Just weeks before the crash the Humboldt Bronco's player signed up to be an organ donor in Saskatchewan. His family went public with their decision to honour his wish after he was taken off life support in the days after the crash. 

Boulet has been credited with saving the lives of at least six people.
Humboldt Broncos player Logan Boulet, 21, was from Lethbridge, Alta. He was expected to save the lives of at least six people. (SJHL)
 

"He made a courageous decision as a young man as soon as he turned 21, he made the decision to talk to his family about it … and then he went and actually registered that intention to donate," said Dr. Faisal Siddiqui, a physician with Transplant Manitoba.

In comparison, during the same week in March and February, there were 51 and 78 registrations respectively. 

"It's a sign that Canadians, their heart strings have been touched by this story, I think Logan Boulet is a shining example of what young people in our country can do," said Siddiqui.
Dr. Faisal Siddiqui says many people don't realize that they are 6 times more likely to need an organ transplant than they are to actually meet the criteria of becoming a donor. (Holly Caruk/CBC)

Transplant Manitoba now has more than 27,500 people signed up to be organ donors and they hope to keep the momentum going.
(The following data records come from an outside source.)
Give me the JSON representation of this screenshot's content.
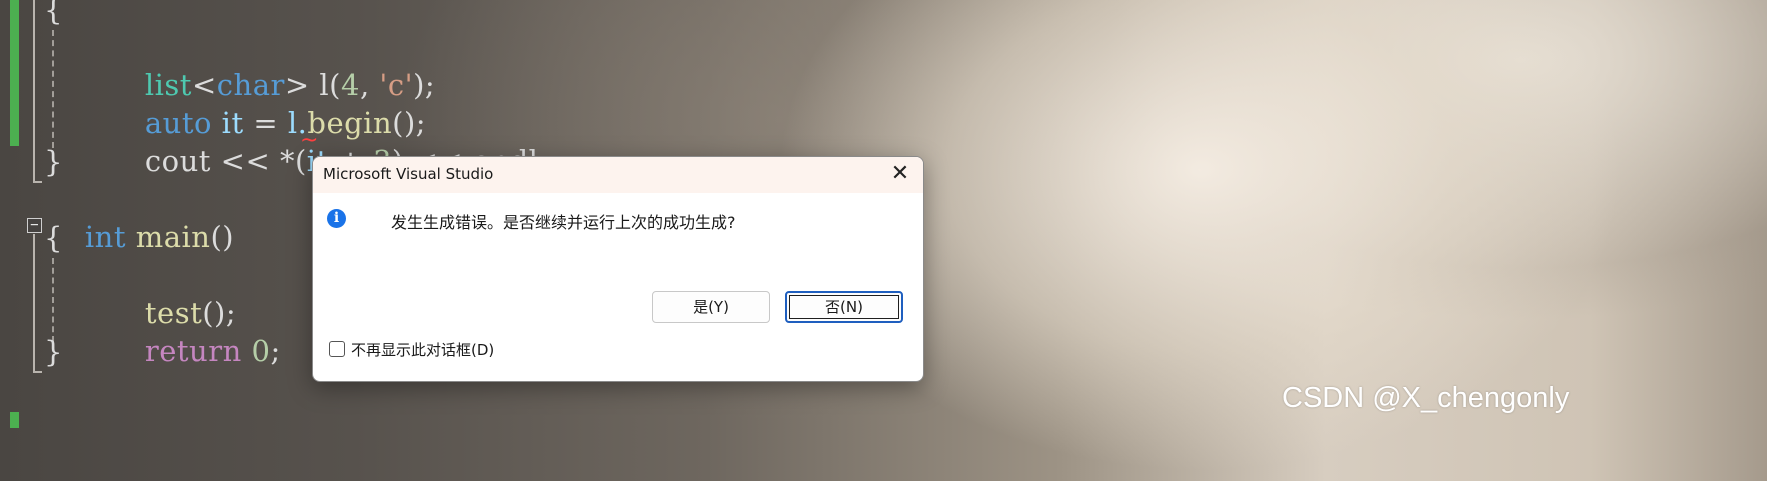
{
  "editor": {
    "lines": {
      "brace_open_1": "{",
      "l1_type": "list",
      "l1_lt": "<",
      "l1_targ": "char",
      "l1_gt": ">",
      "l1_rest_a": " l(",
      "l1_num": "4",
      "l1_comma": ", ",
      "l1_str": "'c'",
      "l1_end": ");",
      "l2_kw": "auto",
      "l2_id": " it",
      "l2_eq": " = ",
      "l2_l": "l.",
      "l2_fn": "begin",
      "l2_end": "();",
      "l3_cout": "cout",
      "l3_op1": " << *(",
      "l3_it": "it",
      "l3_plus": " + ",
      "l3_num": "3",
      "l3_op2": ") << ",
      "l3_endl": "endl",
      "l3_semi": ";",
      "brace_close_1": "}",
      "m_kw": "int",
      "m_fn": " main",
      "m_paren": "()",
      "brace_open_2": "{",
      "t_fn": "test",
      "t_end": "();",
      "r_kw": "return",
      "r_num": " 0",
      "r_semi": ";",
      "brace_close_2": "}"
    },
    "fold_glyph": "−",
    "error_squiggle": "~"
  },
  "dialog": {
    "title": "Microsoft Visual Studio",
    "close_glyph": "✕",
    "icon": "info-icon",
    "icon_glyph": "i",
    "message": "发生生成错误。是否继续并运行上次的成功生成?",
    "yes_label": "是(Y)",
    "no_label": "否(N)",
    "checkbox_label": "不再显示此对话框(D)",
    "checkbox_checked": false
  },
  "watermark": "CSDN @X_chengonly",
  "colors": {
    "gutter_change": "#4caf50",
    "keyword": "#569cd6",
    "control_keyword": "#c586c0",
    "function": "#dcdcaa",
    "type": "#4ec9b0",
    "number": "#b5cea8",
    "string": "#d69d85",
    "dialog_accent": "#1f5fbf"
  }
}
Next week is National Organ and Tissue Donation Awareness week, and the registry hopes to reach 30,000 registrations by April 30.

The online registry was launched in 2012 and was meant to replace the blue donor cards that Manitobans used to keep in their wallets.

Siddiqui said many Manitobans still have their donor cards, but says they should also sign up online and make their wishes known to their families, because the card may not always be available when it's needed.

"People still use them, if you had one in your wallet years ago, keep it there, but go online also," he said.

More than 4,600 Canadians are currently waiting for a transplant. In Manitoba, there are over 200 people waiting for a kidney and another 30 waiting for a heart, lung or liver transplant.

"You are six times more likely to need an organ transplant, than to actually fit the strict criteria to be an organ donor," said Siddiqui.

"If you're willing to accept one, you're probably willing to donate one as well."

'Give gift of life to others': Mother of donor

Jodie Shepit made the decision to donate her daughter Jazmyn's organs in 2014. Since hearing the news of Boulet's family doing the same she's been reminded of how important it is to help others.

"When you can't save your own child, it so important to offer the gift of life to others," said Shepit.
After Jodie Shepit's daughter, Jazmyn Shepit, was killed in 2014, she made the decision to honour her daughter's wishes and donate her organs, which went to 8 people. (Holly Caruk/CBC)

She said she knew her daughters wishes beforehand and encourages others to have that conversation before a tragedy happens.

"Have it now, have it at your dinner table, be aware, so that you don't have to have it when tragedy strikes," she said.

Blood donations up across the country, but still room for Manitobans to give

Canada's blood bank has also seen a spike in donations across the country since the tragedy in Saskatchewan.

"Particularly in Saskatchewan, where all week we've seen blood donor clinics fully booked and they will continue to be fully booked throughout the month," said Mike Choi, with Canadian Blood Services.
Repeat blood donor, Kimberly Sidloski (centre), says tragedies like Humboldt can sometimes spark new donors because it's something almost everyone can give. (Holly Caruk/CBC)

"In Manitoba specifically, we've seen a small increase in blood donation over the last week, but there is still plenty of opportunity to donate blood," he said.

Choi said next week alone there's 300 empty appointments in Winnipeg.

Corrections

  • A previous version of this story stated that 4,600 Manitobans are awaiting a transplant. In fact, that number reflects the number of people in need of a transplant nationwide.
    Apr 19, 2018 6:48 PM CT